Letting this show get canceled after one season would not be a travesty on the level of canceling Firefly or Freaks and Geeks after less than a full season, but it would be in the same ballpark, so give it a shot if you're the tv watching sort.

I can't decide exactly what I think about The Good, The Bad & The Queen's self-titled new record. It's kind of a trippy, meditative work, a sound we've heard glimpses of in Damon Albarn's other projects, but this album sustains the tone for its entire length. I don't think there are too many mixtape-worthy tracks on here, but as an album, it's very listenable and engaging if you're in the right mood.

Whatever I might ultimately decide about the record, I've now concluded that Damon Albarn is now officially a genius. He doesn't get that title because everything he's done is genius, but he's dabbled in so many different styles over the years with so much success that he gets to be a genius because of the sheer volume of interesting music he's made, like the hall of fame pitcher who won 300 games without ever dominating the league and just stuck around for 20 years winning 15 games each season.

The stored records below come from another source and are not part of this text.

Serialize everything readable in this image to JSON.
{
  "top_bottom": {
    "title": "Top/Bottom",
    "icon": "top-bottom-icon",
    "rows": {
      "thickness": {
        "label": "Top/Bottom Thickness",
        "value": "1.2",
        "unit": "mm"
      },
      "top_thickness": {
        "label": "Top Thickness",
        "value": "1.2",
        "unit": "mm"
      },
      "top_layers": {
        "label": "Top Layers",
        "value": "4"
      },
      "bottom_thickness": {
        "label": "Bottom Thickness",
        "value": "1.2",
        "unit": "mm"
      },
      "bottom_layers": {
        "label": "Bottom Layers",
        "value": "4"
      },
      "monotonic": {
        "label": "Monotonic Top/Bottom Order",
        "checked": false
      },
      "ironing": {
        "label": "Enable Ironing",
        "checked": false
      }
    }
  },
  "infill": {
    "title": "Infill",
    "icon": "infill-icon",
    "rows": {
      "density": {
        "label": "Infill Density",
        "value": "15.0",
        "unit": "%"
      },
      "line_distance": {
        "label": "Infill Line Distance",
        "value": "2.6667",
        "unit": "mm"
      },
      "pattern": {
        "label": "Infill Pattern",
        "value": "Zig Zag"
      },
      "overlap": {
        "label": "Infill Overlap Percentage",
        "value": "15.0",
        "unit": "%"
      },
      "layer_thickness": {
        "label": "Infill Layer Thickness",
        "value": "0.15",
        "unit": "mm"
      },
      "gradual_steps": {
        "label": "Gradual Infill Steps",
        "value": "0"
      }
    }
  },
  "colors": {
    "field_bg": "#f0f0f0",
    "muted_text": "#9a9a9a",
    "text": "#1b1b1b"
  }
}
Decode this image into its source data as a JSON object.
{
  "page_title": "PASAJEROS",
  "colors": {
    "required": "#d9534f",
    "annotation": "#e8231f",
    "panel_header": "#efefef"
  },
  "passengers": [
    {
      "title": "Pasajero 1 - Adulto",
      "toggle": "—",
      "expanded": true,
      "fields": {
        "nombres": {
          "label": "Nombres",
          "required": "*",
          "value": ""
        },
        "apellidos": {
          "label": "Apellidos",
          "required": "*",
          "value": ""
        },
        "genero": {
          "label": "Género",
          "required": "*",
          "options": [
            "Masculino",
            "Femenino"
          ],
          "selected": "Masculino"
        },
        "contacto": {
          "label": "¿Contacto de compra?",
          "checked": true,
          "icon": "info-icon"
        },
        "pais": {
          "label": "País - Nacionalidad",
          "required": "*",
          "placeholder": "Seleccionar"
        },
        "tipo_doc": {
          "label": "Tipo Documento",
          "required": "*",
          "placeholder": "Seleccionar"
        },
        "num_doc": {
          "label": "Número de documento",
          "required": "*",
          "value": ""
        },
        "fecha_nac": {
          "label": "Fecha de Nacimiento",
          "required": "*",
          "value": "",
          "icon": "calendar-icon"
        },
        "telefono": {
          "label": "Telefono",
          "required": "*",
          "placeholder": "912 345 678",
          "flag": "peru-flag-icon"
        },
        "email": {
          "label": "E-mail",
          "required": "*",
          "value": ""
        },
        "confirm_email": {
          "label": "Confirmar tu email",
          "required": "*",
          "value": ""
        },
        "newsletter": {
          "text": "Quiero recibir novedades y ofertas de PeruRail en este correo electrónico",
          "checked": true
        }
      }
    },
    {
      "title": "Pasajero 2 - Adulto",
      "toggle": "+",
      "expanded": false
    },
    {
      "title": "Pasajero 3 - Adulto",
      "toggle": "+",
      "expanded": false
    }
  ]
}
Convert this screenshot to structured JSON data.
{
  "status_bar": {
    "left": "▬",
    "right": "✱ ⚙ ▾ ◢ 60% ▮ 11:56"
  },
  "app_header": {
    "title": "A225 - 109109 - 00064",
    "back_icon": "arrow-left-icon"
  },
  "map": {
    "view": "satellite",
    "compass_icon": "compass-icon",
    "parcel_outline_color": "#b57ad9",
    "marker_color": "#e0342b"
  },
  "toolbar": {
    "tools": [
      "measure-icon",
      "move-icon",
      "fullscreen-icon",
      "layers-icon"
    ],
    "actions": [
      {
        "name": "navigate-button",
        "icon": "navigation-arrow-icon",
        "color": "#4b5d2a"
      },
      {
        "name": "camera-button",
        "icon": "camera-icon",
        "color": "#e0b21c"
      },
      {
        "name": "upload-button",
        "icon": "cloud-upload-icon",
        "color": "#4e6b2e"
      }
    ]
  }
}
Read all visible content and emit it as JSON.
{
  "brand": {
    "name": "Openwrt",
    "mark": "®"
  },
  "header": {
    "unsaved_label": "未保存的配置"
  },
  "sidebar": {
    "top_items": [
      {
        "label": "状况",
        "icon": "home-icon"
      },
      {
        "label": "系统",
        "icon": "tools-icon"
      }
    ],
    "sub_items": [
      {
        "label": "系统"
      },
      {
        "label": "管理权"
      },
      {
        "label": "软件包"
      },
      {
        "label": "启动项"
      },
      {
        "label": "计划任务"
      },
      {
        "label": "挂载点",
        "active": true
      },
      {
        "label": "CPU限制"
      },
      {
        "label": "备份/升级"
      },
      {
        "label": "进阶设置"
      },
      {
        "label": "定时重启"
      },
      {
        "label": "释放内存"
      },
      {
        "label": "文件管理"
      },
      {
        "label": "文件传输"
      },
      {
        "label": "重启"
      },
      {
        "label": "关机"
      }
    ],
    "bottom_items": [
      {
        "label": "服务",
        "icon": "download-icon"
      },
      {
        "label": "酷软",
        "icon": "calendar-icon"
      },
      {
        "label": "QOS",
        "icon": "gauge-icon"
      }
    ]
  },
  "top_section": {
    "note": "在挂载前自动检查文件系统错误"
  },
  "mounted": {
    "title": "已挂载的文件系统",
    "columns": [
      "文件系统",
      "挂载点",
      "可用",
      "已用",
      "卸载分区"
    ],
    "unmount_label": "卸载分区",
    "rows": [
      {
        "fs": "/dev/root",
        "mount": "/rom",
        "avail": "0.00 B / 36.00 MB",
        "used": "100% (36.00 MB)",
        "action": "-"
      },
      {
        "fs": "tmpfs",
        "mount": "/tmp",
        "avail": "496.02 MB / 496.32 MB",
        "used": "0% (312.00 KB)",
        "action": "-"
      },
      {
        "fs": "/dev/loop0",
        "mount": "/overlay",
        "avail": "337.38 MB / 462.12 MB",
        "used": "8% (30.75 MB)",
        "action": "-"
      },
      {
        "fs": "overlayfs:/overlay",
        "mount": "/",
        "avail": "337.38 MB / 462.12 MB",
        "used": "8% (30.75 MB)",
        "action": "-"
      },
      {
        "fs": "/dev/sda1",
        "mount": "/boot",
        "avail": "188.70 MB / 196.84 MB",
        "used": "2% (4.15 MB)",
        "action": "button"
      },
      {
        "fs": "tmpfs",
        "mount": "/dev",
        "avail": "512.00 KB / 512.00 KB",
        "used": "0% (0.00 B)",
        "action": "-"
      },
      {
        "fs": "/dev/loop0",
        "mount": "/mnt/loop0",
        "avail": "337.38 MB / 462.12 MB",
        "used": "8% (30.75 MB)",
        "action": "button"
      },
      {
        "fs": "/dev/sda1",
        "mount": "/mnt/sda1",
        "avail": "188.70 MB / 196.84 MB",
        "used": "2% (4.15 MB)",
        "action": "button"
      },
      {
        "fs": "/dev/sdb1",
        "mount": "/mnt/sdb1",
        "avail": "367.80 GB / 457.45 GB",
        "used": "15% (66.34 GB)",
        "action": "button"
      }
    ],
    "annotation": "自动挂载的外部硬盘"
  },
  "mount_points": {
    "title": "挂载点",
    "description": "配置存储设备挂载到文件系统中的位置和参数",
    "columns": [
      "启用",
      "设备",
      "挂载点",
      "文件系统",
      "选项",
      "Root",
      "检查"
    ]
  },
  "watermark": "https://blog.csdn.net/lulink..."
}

I'm usually prone to calling the shooting star types geniuses, even if we only get 3 or 4 interesting records out of them before they flame out, but looking back on the totality of Albarn's career, it's hard to deny that he's been engaging me with his records for a decade and a half now. Even the ones I haven't loved I've spent serious time getting to know, and really, what else can you ask from an artist other than that he give you something to think about with each new work?